At the recent G20 summit held in Buenos Aires, expectations were low and the crucial bilateral interaction was that between Donald Trump and Xi Jinping. Against the backdrop of the trade battle with China, started by the Trump administration when it imposed a 30% tariff on foreign solar panels in January 2018 – which has since escalated with more tariffs and a series of tit-for-tat moves by both sides –, a 90-day “ceasefire” has been agreed. It is a symptom of the unsettled state of the world’s most relevant economic relationship that a three-month truce is widely viewed as a positive sign – if limited in scope and (by definition) time.
The two sides have provided terse statements to explain the agreement, which are not entirely overlapping. But the broader concern is that Washington’s ambition is to immediately start discussing some of the most controversial topics, such as property rights and cyber theft. Unless there is some flexibility on these, Beijing is unlikely to accept Trump’s “maximum pressure” approach. Under these conditions, negotiations might rapidly collapse or just not start at all.
A step back can help frame the current predicament: the administration’s National Security Strategy, a broad policy document released in December 2017, defines China as “a revisionist power” and thus a direct threat to the existing global system, or at least to the present balance of power. However, in many ways the US, too, can be defined as a revisionist country under its current leadership – as evidenced by its open rejection of various international bonds that previous American administrations saw as a given. Therefore, what we are witnessing is not only an intensifying clash between two major powers with profoundly divergent interests and vastly different political systems, but also the emergence of a very unstable relationship resembling a new version of the early Cold War. Each side is striving to gain short-term advantages in the belief that the fight will be long and hard, and that its counterpart cannot be trusted.
To make matters worse, Donald Trump’s personal approach to negotiations never seems to offer his adversaries ways to “save face”, something that is especially important to the Chinese, and most others for that matter. By demanding a sort of unconditional surrender and offering deals in a “take-it-or-leave-it” format, the US President makes it very difficult for the other side to present the bargaining outcome as a genuine compromise. This is true even when the end result is indeed a compromise, as Trump would rarely admit as much while claiming total victory.
In taking a much more adversarial attitude toward China, there is a strategic objective that makes the bargaining tactic even more aggressive: the immediate demand by Washington is to reduce the trade imbalance, but the longer-term demand may be to radically change Beijing’s industrial policy. In short, trade rebalancing may turn out to be a negotiating tool rather than the ultimate goal.

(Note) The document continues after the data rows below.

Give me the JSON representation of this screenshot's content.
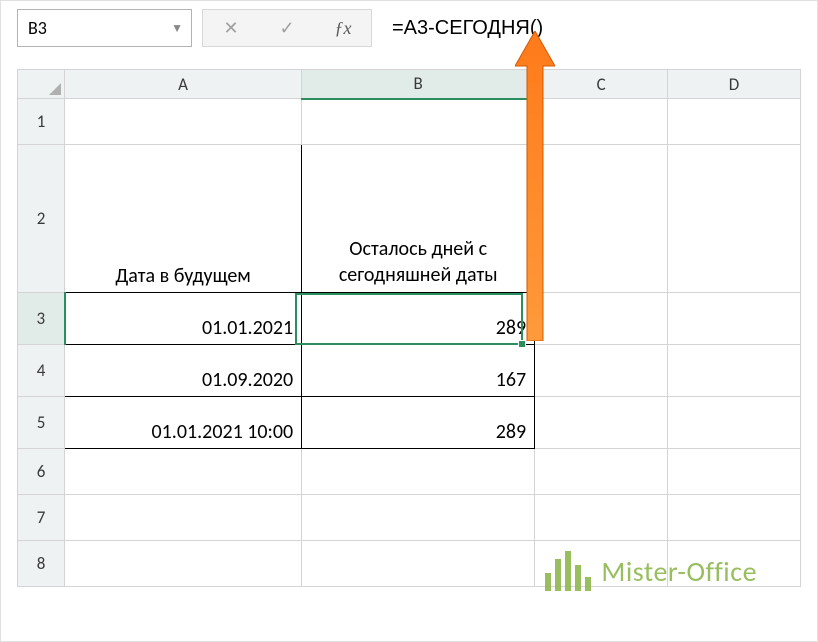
{
  "nameBox": {
    "value": "B3"
  },
  "formulaBar": {
    "formula": "=A3-СЕГОДНЯ()"
  },
  "fnLabel": "ƒx",
  "columns": [
    "A",
    "B",
    "C",
    "D"
  ],
  "rows": [
    "1",
    "2",
    "3",
    "4",
    "5",
    "6",
    "7",
    "8"
  ],
  "headers": {
    "A2": "Дата в будущем",
    "B2": "Осталось дней с сегодняшней даты"
  },
  "cells": {
    "A3": "01.01.2021",
    "B3": "289",
    "A4": "01.09.2020",
    "B4": "167",
    "A5": "01.01.2021 10:00",
    "B5": "289"
  },
  "watermark": "Mister-Office"
}
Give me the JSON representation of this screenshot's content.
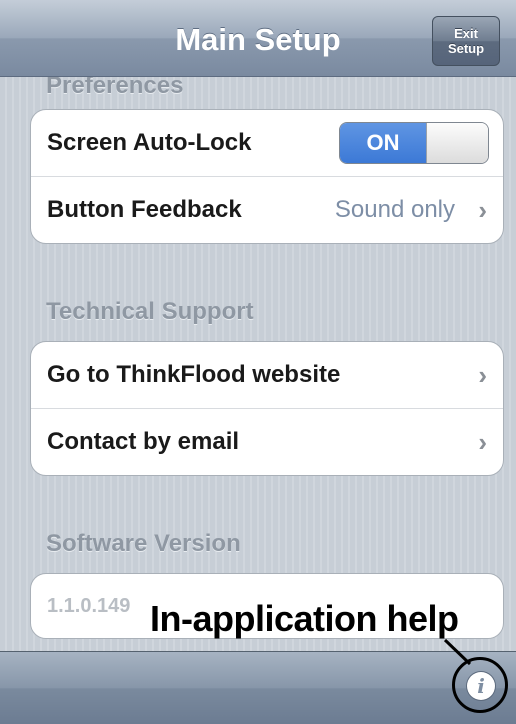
{
  "navbar": {
    "title": "Main Setup",
    "exit_button": [
      "Exit",
      "Setup"
    ]
  },
  "preferences": {
    "header": "Preferences",
    "screen_auto_lock": {
      "label": "Screen Auto-Lock",
      "toggle_label": "ON",
      "state": true
    },
    "button_feedback": {
      "label": "Button Feedback",
      "value": "Sound only"
    }
  },
  "technical_support": {
    "header": "Technical Support",
    "items": [
      {
        "label": "Go to ThinkFlood website"
      },
      {
        "label": "Contact by email"
      }
    ]
  },
  "software_version": {
    "header": "Software Version",
    "value": "1.1.0.149"
  },
  "annotation": {
    "text": "In-application help"
  },
  "icons": {
    "chevron": "chevron-right-icon",
    "info": "info-icon"
  },
  "colors": {
    "toggle_on": "#3c79d6",
    "navbar": "#8a99ad",
    "value_text": "#7d8ea6"
  }
}
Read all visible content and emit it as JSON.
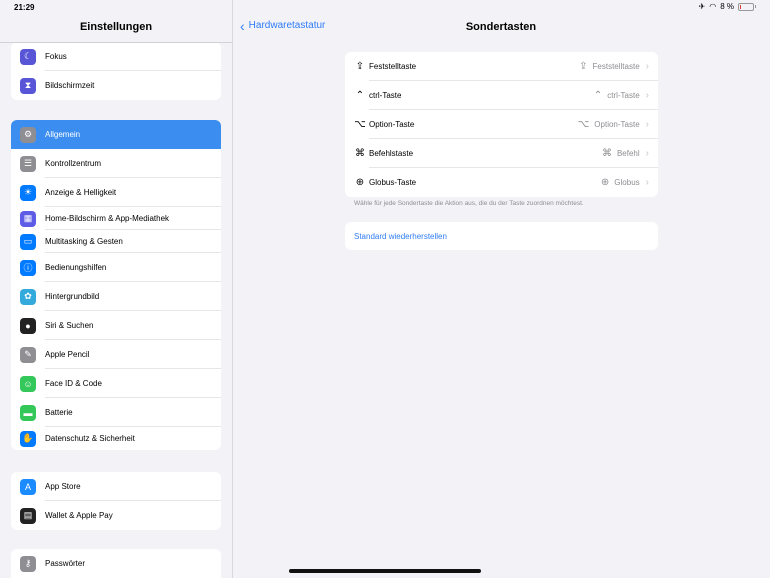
{
  "status_bar": {
    "time": "21:29",
    "battery_percent": "8 %"
  },
  "sidebar": {
    "title": "Einstellungen",
    "groups": [
      {
        "items": [
          {
            "label": "Fokus",
            "icon": "moon-icon",
            "color": "#5856d6"
          },
          {
            "label": "Bildschirmzeit",
            "icon": "hourglass-icon",
            "color": "#5856d6"
          }
        ]
      },
      {
        "items": [
          {
            "label": "Allgemein",
            "icon": "gear-icon",
            "color": "#8e8e93",
            "selected": true
          },
          {
            "label": "Kontrollzentrum",
            "icon": "switches-icon",
            "color": "#8e8e93"
          },
          {
            "label": "Anzeige & Helligkeit",
            "icon": "sun-icon",
            "color": "#007aff"
          },
          {
            "label": "Home-Bildschirm & App-Mediathek",
            "icon": "grid-icon",
            "color": "#5e5ce6"
          },
          {
            "label": "Multitasking & Gesten",
            "icon": "multitasking-icon",
            "color": "#007aff"
          },
          {
            "label": "Bedienungshilfen",
            "icon": "accessibility-icon",
            "color": "#007aff"
          },
          {
            "label": "Hintergrundbild",
            "icon": "flower-icon",
            "color": "#34aadc"
          },
          {
            "label": "Siri & Suchen",
            "icon": "siri-icon",
            "color": "#222222"
          },
          {
            "label": "Apple Pencil",
            "icon": "pencil-icon",
            "color": "#8e8e93"
          },
          {
            "label": "Face ID & Code",
            "icon": "faceid-icon",
            "color": "#34c759"
          },
          {
            "label": "Batterie",
            "icon": "battery-icon",
            "color": "#34c759"
          },
          {
            "label": "Datenschutz & Sicherheit",
            "icon": "hand-icon",
            "color": "#007aff"
          }
        ]
      },
      {
        "items": [
          {
            "label": "App Store",
            "icon": "appstore-icon",
            "color": "#1a8cff"
          },
          {
            "label": "Wallet & Apple Pay",
            "icon": "wallet-icon",
            "color": "#222222"
          }
        ]
      },
      {
        "items": [
          {
            "label": "Passwörter",
            "icon": "key-icon",
            "color": "#8e8e93"
          }
        ]
      }
    ]
  },
  "detail": {
    "back_label": "Hardwaretastatur",
    "title": "Sondertasten",
    "keys": [
      {
        "label": "Feststelltaste",
        "value": "Feststelltaste",
        "icon": "capslock-icon"
      },
      {
        "label": "ctrl-Taste",
        "value": "ctrl-Taste",
        "icon": "control-icon"
      },
      {
        "label": "Option-Taste",
        "value": "Option-Taste",
        "icon": "option-icon"
      },
      {
        "label": "Befehlstaste",
        "value": "Befehl",
        "icon": "command-icon"
      },
      {
        "label": "Globus-Taste",
        "value": "Globus",
        "icon": "globe-icon"
      }
    ],
    "footnote": "Wähle für jede Sondertaste die Aktion aus, die du der Taste zuordnen möchtest.",
    "restore_label": "Standard wiederherstellen"
  }
}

The positive note from Buenos Aires is that there was a final communique – something the last G7 in Canada six months ago was unable to produce. Yet, on the basis of first-hand accounts of the G20 meetings, the communique was watered down (especially on free trade) and over-informed (especially on climate change policies), precisely to accommodate the specific requests of Washington and Beijing. A Wall Street Journal article quoted an EU official who attended some of the meetings, as saying that there are now two taboos: for Washington it is multilateralism; for Beijing it is unfair trade practices. It is indeed a troubling combination, with the rest of the world caught somewhere between the two.
The other G20 members, understandably worried by a possible new Cold War, were so keen to have an agreed final statement that they just lowered the bar. Politics is the art of the possible, but the twin qualifications in the document still reflect strong pressures from the two superpowers that leave the prospect of a functioning multilateral global system hanging in the balance.
There are both technical and political reasons to be concerned about the next steps. It should not be forgotten that tariffs are by nature a distortion, one that favors governments (after all, they are a tax, so they create a revenue) and producers, while damaging consumers (and to some extent businesses along the production chain). In a climate characterized by widespread citizen discontent with current economic policies across the advanced economies, this does not look like a great recipe. In fact, it might well feed into a cycle of recrimination that will hardly facilitate international compromise.
Furthermore, some economists have noted that tariffs generally have a non-linear effect on exchanges: they tend to cause much bigger (exponential) distortions as they grow – say, from the 10% already imposed by Washington on hundreds of Chinese products to the 25% Trump has threatened to impose if the “ceasefire” does not produce results. In other words, there is a very tangible escalation risk that resembles that of a military arms race, including the growing pressure on third parties to take sides or run for cover somewhere in search of forms of neutrality.
In trying to capture the dynamic of a retreating power (Trump’s US) and a rising power (Xi’s China), Financial Times columnist Philip Stephens has rightly argued that “Every time the US takes a step back, China will try to take half a step forward. And Europe will face an unwanted choice.” This concept can be applied much more broadly, as the whole world is now staring this ugly choice in the face.